- Weight gain
Pregabalin can increase your appetite. Do not snack on high calorie foods. If you are hungry in between meals eat fruit, vegetables and low calorie foods. Regular exercise will help keep your weight stable
Can I drink alcohol?
Pregabalin can affect how the brain and spinal cord work, resulting in drowsiness, sedation, and potentially fatal breathing difficulties, the risk is increased when drinking alcohol and taking certain medications such as opioids.
Once settled on a steady dose, you may drink alcohol in moderation but it may make you more drowsy than normal.
Can I drive?
- Pregabalin may cause drowsiness. If this happens, do not drive. For further information on driving visit https://www.gov.uk/drug-driving-law
What should I tell my doctor, pharmacist or pain team?
- If you are allergic to any drugs
- If you are taking any other medicines or herbal medicines
- If you are pregnant or breast feeding, or if you are planning to become pregnant in the future
- If you have a kidney problem
- If you have or have had a history of excessive alcohol use, recreational drug use or addiction to prescribed or over-the counter medication
What if I want to stop taking it?
- Do not stop taking Pregabalin suddenly as this can cause withdrawal symptoms including anxiety, difficulty sleeping, feeling sick and sweating. There is also a risk of seizures. The dose should be reduced gradually with the help of your GP, pharmacist or pain team
Further information: https://www.nhs.uk/medicines/pregabalin/
South Tees Hospitals NHS Foundation Trust would like your feedback. If you wish to share your experience about your care and treatment or on behalf of a patient, please contact The Patient Experience Department who will advise you on how best to do this.

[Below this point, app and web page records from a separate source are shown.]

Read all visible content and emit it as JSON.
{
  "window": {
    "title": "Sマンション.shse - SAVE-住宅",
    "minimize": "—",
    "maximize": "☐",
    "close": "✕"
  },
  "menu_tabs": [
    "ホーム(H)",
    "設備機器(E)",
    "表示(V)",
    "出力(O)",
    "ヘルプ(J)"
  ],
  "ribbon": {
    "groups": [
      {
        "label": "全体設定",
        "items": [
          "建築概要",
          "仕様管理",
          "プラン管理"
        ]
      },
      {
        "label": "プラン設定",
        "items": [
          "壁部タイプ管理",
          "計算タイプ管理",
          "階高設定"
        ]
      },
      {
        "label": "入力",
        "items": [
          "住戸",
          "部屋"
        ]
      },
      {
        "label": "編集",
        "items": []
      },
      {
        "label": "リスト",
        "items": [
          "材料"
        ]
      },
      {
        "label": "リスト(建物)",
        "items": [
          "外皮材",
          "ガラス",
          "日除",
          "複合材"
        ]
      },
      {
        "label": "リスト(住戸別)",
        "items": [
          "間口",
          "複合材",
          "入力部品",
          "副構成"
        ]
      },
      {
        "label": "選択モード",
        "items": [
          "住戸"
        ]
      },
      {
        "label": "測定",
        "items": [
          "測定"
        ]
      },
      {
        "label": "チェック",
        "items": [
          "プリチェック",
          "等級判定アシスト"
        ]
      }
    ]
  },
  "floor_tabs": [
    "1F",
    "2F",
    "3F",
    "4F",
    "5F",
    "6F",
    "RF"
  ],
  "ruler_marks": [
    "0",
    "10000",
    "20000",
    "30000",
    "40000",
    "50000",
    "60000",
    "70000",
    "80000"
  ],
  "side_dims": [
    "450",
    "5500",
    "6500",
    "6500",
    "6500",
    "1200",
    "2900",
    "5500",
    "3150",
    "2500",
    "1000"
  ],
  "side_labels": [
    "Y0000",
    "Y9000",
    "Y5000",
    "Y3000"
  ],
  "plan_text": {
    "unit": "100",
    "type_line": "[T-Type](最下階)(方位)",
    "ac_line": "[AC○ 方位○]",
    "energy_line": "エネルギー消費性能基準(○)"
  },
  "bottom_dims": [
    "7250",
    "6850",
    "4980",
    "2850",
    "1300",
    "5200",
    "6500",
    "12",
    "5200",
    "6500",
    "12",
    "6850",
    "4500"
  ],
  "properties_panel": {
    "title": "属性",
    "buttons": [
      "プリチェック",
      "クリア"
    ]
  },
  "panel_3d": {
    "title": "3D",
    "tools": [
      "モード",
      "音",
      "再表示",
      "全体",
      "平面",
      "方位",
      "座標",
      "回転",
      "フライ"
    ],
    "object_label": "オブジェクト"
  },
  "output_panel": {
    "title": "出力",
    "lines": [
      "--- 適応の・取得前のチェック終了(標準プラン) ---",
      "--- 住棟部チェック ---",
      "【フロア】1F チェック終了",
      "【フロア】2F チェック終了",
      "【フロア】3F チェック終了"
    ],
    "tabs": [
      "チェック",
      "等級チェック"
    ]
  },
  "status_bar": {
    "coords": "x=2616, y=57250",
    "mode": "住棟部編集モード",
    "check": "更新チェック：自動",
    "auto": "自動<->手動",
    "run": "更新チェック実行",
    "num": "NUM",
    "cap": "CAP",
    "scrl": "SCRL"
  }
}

This service is based at The James Cook University Hospital but also covers the Friarage Hospital in Northallerton, our community hospitals and community health services.